I came back from a Saturday morning jog and had just gotten out of the shower when I heard the crackling of the North Block public announcement system. “Yard and dayroom recall,” a correctional officer shouted. “Everyone lock it up!”
From Washington to Florida, nine Prison Journalism Project reporters across the country share views from their communities on the 22.5-year sentence for Derek Chauvin.
So many prisoners from all races want this man dead, especially the Black race. Not only does he have to worry about being targeted and possibly murdered in prison, but the gangs will put a price on his head to deliver him to those who want to take justice in their own hands.
Everyday I wake up, time is running out.

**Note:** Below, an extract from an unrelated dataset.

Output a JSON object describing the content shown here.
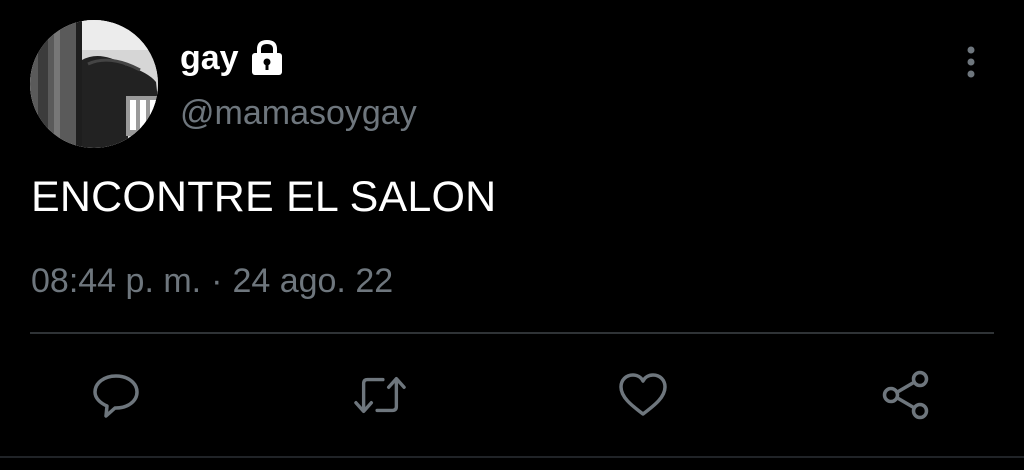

I can’t figure out what this world is all about.
It wasn’t racism but resiliency—our hope, our strength, our turning the other cheek. That’s what’s kept America thriving.
I didn’t have to risk my life. I had no incentive for it. I have a life sentence for violent crimes. I’m not even considered to be human, according to public opinion. I can’t change, many say. But I wanted to help out my community. I wanted to be a part of the solution and not the problem.
Eventually I began to wonder, why? Why would I take the pain of being in prison with a life sentence and couple it with the pain of running a marathon? The closer I got to the finish line the further it got away. My only energy eventually came from cheers, applause, pats on my back. But I was broken, limping, and in pain.
Like Stockdale, I read the Bible, I read history and philosophy… I began to see windows that I could look through and watch as historical figures conquered the same conditions I was facing.
Critical workers should be recognized for both their bravery during this life-threatening pandemic and for their exceptional assistance in ensuring the safety and security of the prisons. They should be, at minimum, awarded the entire twelve months of extraordinary conduct credits.